Meanwhile, downtown retail space continues to be filled with two new leases recently signed to occupy approximately 6,000 total square feet.
Rumble Boxing will open in space across from the Target entrance on Taaffe Avenue. The tenant’s broker was Mike Conroy of The Econic Company.
Pet goods retailer Curo Pets has leased space in that same building. The tenant’s brokers were Cameron Baird and Andrew Rebennack of Avison Young.
Both businesses are expected to be operating by early 2023. With these new leases, current occupancy is approximately 93% for all of the Phase 1 retail spaces or nearly 360,000 square feet, when including Target, AMC and Whole Foods Market.
“This accomplishment seemed nearly impossible when we took on this project in 2016, “said Hunter, “and then when you include the pandemic the odds seemed even more against us. However, we persevered, and for that we must give credit to our amazing leasing team at Econic and our retail development team at Hunter Partners, led by Curtis Leigh, Sherri Prieb and Nivya Sannareddy. All of their efforts were instrumental in getting us this far, and frankly the best is yet to come!”
In January 2022, the developer team broke ground on Cityline’s three towers, which are comprised of two seven-story office towers with approximately 590,000 square feet of rentable office, retail, flex, and outdoor terrace space, and The Martin, a new, 12-story apartment community with 479 units, including 53 affordable homes. The new residential community will include a hospitality-level amenity package and ground-floor retail and restaurant spaces. Anticipated for completion in late 2024, the project will include a public park that will function as the town square and gathering space for the new downtown.

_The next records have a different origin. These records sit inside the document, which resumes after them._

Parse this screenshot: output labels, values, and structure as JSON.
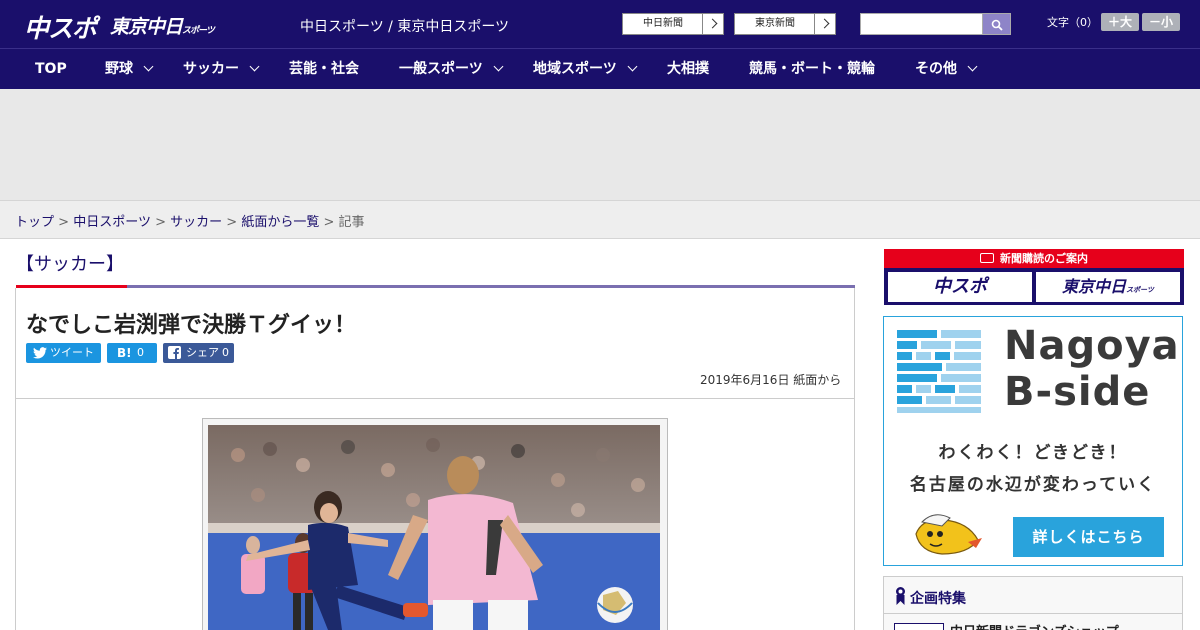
{
  "header": {
    "logo_main": "中スポ",
    "logo_sub": "東京中日",
    "logo_sub_small": "スポーツ",
    "site_title": "中日スポーツ / 東京中日スポーツ",
    "ext_links": [
      "中日新聞",
      "東京新聞"
    ],
    "search": {
      "placeholder": "",
      "icon": "search-icon"
    },
    "font_size_label": "文字（0）",
    "font_bigger": "＋大",
    "font_smaller": "－小"
  },
  "nav": [
    {
      "label": "TOP",
      "has_menu": false
    },
    {
      "label": "野球",
      "has_menu": true
    },
    {
      "label": "サッカー",
      "has_menu": true
    },
    {
      "label": "芸能・社会",
      "has_menu": false
    },
    {
      "label": "一般スポーツ",
      "has_menu": true
    },
    {
      "label": "地域スポーツ",
      "has_menu": true
    },
    {
      "label": "大相撲",
      "has_menu": false
    },
    {
      "label": "競馬・ボート・競輪",
      "has_menu": false
    },
    {
      "label": "その他",
      "has_menu": true
    }
  ],
  "breadcrumb": {
    "items": [
      "トップ",
      "中日スポーツ",
      "サッカー",
      "紙面から一覧"
    ],
    "separator": ">",
    "current": "記事"
  },
  "article": {
    "category": "【サッカー】",
    "headline": "なでしこ岩渕弾で決勝Ｔグイッ！",
    "share": {
      "tweet_label": "ツイート",
      "hatena_label": "B!",
      "hatena_count": "0",
      "facebook_label": "シェア",
      "facebook_count": "0"
    },
    "date": "2019年6月16日 紙面から"
  },
  "sidebar": {
    "subscription": {
      "header": "新聞購読のご案内",
      "logo_a": "中スポ",
      "logo_b": "東京中日",
      "logo_b_small": "スポーツ"
    },
    "bside": {
      "title_line1": "Nagoya",
      "title_line2": "B-side",
      "copy_line1": "わくわく！どきどき！",
      "copy_line2": "名古屋の水辺が変わっていく",
      "button": "詳しくはこちら"
    },
    "feature": {
      "header": "企画特集",
      "first_item": "中日新聞ドラゴンズショップ"
    }
  },
  "colors": {
    "brand_navy": "#1a0f6b",
    "accent_red": "#e6001b",
    "twitter_blue": "#1b95e0",
    "facebook_blue": "#3b5998",
    "bside_blue": "#29a3dc"
  }
}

“This new office and retail space will bring more jobs to the central core of Sunnyvale and boost business for all of the community’s business owners,” said Curtis Leigh, partner of HP. “With Caltrain just blocks away, we are solidifying downtown Sunnyvale as a transit-oriented community that can attract visitors from throughout the region to work and shop here.”
Nice — reminds me of the Sibelius Monument in Finland.